Count how many lines of the data below contain the string "mrunge"; the reply should be that number alone.

▸ Supplied information:
○ ○ ○ ○ ○

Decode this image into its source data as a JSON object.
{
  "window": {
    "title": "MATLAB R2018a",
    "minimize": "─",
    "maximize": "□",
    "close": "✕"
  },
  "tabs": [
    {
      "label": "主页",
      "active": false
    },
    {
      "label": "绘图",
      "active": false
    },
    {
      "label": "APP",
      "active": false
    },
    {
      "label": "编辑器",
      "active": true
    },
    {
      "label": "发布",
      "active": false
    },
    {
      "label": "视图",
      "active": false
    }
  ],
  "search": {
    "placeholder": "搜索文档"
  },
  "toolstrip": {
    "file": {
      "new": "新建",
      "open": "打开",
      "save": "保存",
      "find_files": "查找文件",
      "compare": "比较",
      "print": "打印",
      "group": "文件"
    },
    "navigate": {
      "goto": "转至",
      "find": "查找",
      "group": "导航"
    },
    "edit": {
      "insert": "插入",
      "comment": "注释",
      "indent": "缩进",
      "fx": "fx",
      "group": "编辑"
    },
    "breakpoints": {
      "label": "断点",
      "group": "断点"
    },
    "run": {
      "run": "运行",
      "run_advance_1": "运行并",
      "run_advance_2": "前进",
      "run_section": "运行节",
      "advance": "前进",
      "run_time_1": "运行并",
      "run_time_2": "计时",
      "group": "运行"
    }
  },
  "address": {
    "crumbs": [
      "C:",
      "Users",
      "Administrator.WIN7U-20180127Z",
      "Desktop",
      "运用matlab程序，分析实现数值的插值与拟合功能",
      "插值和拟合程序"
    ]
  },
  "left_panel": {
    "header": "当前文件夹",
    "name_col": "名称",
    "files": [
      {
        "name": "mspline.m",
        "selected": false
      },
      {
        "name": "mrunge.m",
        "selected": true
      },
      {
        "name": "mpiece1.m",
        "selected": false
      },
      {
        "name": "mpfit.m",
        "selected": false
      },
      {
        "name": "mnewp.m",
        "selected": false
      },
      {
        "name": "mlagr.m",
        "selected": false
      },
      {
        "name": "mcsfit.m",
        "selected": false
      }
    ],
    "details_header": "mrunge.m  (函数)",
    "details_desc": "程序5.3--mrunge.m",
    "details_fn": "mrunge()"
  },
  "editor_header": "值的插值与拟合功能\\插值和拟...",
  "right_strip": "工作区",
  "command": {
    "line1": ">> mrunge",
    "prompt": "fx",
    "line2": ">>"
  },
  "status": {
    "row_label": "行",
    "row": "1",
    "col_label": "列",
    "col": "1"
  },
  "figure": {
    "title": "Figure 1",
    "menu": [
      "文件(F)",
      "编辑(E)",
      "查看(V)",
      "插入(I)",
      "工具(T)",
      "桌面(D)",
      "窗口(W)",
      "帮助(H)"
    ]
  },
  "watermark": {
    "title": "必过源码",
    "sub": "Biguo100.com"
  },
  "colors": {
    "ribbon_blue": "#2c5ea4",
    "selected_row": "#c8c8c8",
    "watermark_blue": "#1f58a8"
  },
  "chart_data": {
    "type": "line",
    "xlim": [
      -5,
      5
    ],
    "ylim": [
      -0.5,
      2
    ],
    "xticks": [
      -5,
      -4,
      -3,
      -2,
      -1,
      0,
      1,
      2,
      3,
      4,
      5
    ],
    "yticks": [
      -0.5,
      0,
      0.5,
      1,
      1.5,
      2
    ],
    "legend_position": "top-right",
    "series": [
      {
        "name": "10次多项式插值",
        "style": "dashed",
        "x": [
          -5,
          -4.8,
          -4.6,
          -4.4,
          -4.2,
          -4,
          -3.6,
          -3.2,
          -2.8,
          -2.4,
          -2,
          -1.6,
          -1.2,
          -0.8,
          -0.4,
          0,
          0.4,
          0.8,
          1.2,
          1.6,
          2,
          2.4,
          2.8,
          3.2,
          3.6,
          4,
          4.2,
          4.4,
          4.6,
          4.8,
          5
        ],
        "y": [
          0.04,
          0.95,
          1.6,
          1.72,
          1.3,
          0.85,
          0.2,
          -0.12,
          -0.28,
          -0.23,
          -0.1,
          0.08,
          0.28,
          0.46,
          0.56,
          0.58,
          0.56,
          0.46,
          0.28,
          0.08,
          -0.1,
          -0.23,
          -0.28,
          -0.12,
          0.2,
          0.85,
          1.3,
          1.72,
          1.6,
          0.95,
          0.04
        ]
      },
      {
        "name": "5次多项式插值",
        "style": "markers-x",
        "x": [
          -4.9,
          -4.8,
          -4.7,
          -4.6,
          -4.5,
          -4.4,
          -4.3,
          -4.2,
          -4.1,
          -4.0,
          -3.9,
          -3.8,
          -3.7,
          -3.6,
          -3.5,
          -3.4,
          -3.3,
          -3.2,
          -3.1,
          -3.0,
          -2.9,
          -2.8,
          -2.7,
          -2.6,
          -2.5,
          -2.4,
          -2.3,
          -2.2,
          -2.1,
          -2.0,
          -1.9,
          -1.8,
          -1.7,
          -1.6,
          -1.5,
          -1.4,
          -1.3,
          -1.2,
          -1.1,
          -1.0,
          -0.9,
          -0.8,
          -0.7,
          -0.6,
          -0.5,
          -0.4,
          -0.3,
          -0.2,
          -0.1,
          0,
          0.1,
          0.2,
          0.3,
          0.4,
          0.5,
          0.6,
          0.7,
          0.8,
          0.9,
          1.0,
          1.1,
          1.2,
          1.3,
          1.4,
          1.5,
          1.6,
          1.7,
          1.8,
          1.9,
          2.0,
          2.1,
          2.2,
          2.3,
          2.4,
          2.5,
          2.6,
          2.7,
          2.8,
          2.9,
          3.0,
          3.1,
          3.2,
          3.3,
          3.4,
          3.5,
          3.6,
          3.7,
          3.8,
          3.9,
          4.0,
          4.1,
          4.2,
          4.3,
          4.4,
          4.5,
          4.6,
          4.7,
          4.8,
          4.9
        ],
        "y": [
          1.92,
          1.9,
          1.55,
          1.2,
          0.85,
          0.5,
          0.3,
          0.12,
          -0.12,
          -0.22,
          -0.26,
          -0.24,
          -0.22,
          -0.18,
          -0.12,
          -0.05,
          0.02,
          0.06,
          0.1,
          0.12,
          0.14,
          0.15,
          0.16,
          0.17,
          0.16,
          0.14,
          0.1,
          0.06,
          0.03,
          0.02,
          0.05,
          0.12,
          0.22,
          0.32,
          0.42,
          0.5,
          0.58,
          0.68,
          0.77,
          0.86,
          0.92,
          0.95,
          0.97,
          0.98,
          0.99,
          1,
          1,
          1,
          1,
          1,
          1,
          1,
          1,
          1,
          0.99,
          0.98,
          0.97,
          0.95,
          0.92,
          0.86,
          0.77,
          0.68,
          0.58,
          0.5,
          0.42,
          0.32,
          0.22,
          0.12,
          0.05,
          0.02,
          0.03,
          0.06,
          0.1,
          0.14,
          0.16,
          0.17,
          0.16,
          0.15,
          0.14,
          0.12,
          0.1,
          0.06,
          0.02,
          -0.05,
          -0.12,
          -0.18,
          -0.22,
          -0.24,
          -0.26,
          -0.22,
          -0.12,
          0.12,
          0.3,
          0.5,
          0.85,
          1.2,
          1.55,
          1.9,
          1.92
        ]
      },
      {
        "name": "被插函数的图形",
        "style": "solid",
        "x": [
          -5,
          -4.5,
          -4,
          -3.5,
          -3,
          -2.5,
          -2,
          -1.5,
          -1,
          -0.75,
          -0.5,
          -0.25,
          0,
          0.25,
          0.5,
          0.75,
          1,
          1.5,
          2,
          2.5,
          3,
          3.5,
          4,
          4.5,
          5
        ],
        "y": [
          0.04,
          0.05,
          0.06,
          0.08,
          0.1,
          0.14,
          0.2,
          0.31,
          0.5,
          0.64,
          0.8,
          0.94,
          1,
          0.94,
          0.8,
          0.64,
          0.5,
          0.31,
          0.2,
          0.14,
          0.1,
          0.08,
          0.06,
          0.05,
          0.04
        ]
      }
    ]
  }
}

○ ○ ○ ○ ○

▸ Output of the task:
5